How to prevent it: Keeping blood pressure and blood glucose under control is key, whether through lifestyle changes, medications, or both. Protein in the urine is often the first sign of nephropathy, so your friend or relative should be checked annually for this condition; early intervention with medication may help protect the kidneys from further damage.
7. Gum disease
What it is: Gingivitis is a gum condition characterized by inflammation and bleeding. Left unchecked, this ailment can lead to the more serious gum disorder known as periodontal disease.
What it does: Almost one-third of people with diabetes have severe periodontal disease, which can weaken the gums so much that they can no longer support teeth.
How to prevent it: The person you're caring for needs to brush at least twice a day, floss once a day, and make sure she sees a dentist twice a year for checkups and cleanings. She may be advised to go more often if she already has gum disease.
8. Eye disorders
What they are: Several eye conditions are more frequent in people with diabetes, including glaucoma, an increase in fluid pressure inside the eye; retinopathy, damage to the small blood vessels in the retina; cataracts, a clouding of the lens of the eye; and macular degeneration, damage to the part of the retina responsible for central vision.
What they do: Warning signs of eye trouble include blurred vision, sudden loss of vision, black spots, cobwebs or flashing lights, redness, pain, or pressure in the eye. To avoid any permanent vision loss, you or the patient should call her doctor if she experiences any of these symptoms. Diabetic retinopathy is the leading cause of blindness in adults.
How to prevent them: The patient should have an annual eye exam to catch problems before they begin or treat them before they progress. If she has poorly controlled diabetes, high blood pressure, high cholesterol, or kidney disease, she may need to see an eye specialist more often.
9. Erectile dysfunction
What it is: Erectile dysfunction, also known as impotence, refers to the inability to get or maintain an erection during sexual activity.

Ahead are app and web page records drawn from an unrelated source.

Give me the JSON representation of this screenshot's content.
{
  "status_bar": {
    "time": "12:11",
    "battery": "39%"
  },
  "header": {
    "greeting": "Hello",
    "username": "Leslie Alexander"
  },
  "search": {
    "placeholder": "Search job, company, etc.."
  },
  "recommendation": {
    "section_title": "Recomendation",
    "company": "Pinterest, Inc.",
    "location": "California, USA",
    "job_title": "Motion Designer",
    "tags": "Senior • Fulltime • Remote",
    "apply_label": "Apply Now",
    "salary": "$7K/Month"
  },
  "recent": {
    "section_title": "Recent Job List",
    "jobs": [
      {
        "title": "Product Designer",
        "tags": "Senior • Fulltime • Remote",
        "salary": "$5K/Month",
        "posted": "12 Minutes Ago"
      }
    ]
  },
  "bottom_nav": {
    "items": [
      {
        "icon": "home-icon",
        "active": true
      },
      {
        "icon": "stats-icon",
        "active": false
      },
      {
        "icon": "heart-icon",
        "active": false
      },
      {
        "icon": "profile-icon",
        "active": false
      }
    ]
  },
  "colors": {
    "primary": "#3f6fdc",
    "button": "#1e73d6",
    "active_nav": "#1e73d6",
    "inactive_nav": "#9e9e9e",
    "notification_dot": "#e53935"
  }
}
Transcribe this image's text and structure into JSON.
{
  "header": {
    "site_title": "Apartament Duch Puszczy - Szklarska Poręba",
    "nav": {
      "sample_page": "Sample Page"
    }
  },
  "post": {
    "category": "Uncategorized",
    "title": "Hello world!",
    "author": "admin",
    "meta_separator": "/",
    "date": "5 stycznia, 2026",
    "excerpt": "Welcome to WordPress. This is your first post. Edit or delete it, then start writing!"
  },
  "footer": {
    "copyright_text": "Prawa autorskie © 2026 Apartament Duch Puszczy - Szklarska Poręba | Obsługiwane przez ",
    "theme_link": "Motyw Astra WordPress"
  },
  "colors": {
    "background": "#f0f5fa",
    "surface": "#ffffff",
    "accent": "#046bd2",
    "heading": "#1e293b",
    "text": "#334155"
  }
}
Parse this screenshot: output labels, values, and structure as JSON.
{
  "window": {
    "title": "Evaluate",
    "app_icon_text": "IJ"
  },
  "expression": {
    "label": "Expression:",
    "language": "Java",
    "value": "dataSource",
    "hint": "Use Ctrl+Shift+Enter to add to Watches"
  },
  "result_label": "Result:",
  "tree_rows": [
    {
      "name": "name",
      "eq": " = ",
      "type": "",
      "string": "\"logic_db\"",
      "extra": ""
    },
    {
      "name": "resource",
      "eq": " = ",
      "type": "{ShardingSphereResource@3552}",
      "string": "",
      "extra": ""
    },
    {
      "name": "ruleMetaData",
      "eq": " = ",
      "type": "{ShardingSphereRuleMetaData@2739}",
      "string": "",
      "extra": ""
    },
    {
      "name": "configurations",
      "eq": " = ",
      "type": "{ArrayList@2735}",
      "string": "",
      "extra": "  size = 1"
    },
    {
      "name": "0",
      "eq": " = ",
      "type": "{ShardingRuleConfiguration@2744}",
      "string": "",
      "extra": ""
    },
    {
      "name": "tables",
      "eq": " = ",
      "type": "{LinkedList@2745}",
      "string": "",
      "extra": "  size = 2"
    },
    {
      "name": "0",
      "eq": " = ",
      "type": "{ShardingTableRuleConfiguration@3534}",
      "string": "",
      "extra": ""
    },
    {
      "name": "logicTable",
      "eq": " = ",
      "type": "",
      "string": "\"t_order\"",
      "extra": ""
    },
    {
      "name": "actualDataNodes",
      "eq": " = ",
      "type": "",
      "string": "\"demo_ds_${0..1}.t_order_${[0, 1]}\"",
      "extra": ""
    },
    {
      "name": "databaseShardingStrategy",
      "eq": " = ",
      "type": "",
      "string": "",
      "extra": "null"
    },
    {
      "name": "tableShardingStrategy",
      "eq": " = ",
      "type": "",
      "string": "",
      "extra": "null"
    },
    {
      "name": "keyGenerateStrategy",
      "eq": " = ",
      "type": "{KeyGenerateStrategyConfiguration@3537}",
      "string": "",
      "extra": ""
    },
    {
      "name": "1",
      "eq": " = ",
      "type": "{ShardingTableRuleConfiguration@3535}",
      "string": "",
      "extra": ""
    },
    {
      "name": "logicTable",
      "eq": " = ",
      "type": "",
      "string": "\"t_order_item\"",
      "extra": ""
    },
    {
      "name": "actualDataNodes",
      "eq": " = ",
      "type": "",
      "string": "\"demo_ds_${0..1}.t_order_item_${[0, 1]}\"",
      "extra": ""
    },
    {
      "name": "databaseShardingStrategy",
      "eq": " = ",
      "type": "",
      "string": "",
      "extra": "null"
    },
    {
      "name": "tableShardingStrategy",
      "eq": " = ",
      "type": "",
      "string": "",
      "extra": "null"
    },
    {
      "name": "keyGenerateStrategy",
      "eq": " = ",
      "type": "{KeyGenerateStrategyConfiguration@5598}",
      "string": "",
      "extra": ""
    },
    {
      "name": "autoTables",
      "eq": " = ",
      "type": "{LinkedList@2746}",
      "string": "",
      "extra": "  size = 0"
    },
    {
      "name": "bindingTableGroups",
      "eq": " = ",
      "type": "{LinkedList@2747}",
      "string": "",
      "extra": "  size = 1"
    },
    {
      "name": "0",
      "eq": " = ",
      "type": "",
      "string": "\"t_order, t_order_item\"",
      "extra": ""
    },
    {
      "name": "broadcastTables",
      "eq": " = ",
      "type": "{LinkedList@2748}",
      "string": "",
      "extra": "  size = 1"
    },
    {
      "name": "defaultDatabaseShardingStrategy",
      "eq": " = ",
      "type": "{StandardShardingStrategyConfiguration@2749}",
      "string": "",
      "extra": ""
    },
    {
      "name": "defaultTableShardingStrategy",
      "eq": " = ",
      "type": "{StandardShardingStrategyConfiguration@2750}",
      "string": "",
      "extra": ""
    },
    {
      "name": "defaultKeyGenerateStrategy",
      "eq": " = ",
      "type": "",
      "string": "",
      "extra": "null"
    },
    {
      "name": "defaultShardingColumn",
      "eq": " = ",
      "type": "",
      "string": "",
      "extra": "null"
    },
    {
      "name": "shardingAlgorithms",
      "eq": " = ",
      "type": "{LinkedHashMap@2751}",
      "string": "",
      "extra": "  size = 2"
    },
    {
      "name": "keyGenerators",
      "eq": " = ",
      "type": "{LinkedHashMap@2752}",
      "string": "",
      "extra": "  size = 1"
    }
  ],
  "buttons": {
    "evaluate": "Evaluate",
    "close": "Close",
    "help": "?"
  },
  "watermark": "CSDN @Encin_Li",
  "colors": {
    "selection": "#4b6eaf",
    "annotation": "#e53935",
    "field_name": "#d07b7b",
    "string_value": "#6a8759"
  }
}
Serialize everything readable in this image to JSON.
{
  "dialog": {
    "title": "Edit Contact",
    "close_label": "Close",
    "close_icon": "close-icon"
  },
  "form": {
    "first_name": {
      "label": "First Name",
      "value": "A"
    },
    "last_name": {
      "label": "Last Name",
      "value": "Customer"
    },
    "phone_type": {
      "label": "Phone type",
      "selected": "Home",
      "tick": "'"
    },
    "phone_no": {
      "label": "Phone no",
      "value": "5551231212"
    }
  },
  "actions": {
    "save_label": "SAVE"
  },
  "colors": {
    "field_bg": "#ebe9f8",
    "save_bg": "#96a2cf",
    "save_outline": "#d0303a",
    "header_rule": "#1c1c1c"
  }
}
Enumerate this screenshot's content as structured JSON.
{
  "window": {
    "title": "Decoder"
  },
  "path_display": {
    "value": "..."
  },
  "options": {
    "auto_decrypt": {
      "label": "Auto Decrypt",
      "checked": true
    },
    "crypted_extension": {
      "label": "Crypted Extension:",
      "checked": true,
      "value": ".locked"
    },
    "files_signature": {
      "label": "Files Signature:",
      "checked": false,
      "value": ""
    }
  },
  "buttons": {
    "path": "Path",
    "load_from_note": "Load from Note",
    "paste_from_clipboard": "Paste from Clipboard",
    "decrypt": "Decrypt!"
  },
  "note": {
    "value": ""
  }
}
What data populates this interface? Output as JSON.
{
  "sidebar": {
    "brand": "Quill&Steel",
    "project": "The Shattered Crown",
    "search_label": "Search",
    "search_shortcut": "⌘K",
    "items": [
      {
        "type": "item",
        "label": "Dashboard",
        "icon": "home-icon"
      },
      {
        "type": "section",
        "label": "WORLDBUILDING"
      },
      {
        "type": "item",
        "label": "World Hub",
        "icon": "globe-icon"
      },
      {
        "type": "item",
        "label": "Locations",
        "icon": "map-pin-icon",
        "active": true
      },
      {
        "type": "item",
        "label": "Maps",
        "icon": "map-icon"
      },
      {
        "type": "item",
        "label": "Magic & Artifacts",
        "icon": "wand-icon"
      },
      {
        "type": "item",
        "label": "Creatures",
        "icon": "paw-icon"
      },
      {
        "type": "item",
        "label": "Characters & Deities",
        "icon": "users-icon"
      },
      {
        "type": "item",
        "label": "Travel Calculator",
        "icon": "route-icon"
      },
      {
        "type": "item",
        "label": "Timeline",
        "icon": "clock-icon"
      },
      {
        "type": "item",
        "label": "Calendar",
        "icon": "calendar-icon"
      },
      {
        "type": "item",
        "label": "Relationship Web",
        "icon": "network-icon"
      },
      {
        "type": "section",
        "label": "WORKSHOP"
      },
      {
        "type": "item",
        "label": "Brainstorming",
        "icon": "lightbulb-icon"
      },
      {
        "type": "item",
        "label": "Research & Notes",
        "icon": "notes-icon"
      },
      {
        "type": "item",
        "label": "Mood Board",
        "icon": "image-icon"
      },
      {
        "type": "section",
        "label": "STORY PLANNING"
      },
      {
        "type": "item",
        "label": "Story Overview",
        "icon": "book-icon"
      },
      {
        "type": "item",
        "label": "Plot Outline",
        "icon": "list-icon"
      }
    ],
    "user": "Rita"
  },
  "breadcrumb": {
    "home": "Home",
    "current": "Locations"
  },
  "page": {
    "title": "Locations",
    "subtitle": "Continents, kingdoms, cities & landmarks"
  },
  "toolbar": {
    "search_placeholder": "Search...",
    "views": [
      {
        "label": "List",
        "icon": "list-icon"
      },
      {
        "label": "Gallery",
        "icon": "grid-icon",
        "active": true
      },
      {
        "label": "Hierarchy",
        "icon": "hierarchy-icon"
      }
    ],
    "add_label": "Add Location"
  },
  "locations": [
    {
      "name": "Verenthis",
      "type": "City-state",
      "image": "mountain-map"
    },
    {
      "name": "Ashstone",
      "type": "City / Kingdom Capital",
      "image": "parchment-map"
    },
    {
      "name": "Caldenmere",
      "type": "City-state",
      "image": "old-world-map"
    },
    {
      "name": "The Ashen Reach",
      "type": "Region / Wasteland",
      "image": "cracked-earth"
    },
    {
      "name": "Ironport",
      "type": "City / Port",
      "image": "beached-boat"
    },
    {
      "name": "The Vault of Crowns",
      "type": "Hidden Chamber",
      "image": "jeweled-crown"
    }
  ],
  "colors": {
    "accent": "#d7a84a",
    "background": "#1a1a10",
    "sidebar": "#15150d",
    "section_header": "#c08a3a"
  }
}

What it does: Impotence interferes with sexual pleasure. Men with diabetes are twice as likely to experience this dilemma as men without the disease.
How to prevent it: As with all these disorders, keeping blood sugar within the target range is key. Erectile dysfunction can be a side effect of some diabetes medications; the patient should discuss this with his doctor. Depression, stress, or anxiety can contribute to impotence; he may want to seek professional help for these conditions. Reducing alcohol intake and stopping smoking are also highly recommended.
10. Bladder and vaginal infections
What they are: Cystitis, an inflammation of the bladder that's usually caused by a bacterial infection, and yeast inf ections, a fungal infection of the vagina, can become recurrent problems if the person you're caring for has a blood glucose level that's higher than recommended.
What they do: Elevated blood sugar levels provide an excellent environment for bacteria and yeast to grow, causing these uncomfortable, even painful, conditions to thrive.
How to prevent them: Glucose control is key. Other self-care measures that may help include drinking enough water, urinating whenever there's an urge to go and emptying the bladder completely, avoiding scented personal hygiene products, and wiping from front to back after using the toilet.